the package wondering it he had sent a doll, and also wondering what she should do with it if he had. But he had not sent one. There were sev­eral beautiful books such as Colin had, and two of them were about gardens and were full of pictures. There were two or three games and there was a beautiful little writing-case with a gold monogram on it and a gold pen and inkstand.
Everything was so nice that her pleasure began to crowd her anger out of her mind. She had not expected him to remember her at all and her hard little heart grew quite warm.
" I can write better than I can print," she said, " and the first thing I shall write with that pen will be a letter to tell him I am much obliged."

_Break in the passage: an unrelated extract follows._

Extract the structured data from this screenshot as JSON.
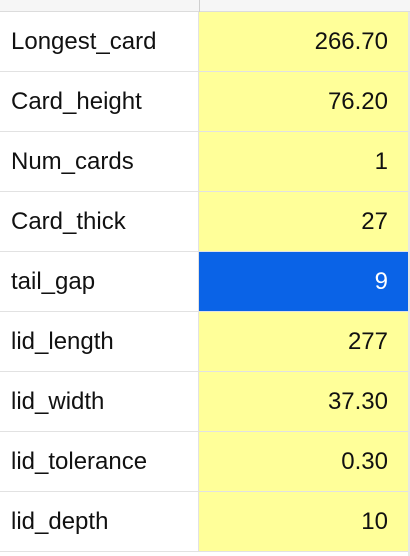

If she had been friends with Colin she would have run to show him her presents at once, and they would have looked at the pictures and read some of the gardening books and perhaps tried playing the games, and he would have enjoyed himself so much he would never once have thought he was going to die or have put his hand on his spine to see if there was a lump coming. He had a way of doing that which she could not bear. It gave her an uncomfortable frightened feeling be­cause he always looked so frightened himself. He said that if he felt even quite a little lump some day he should know his hunch had begun to grow.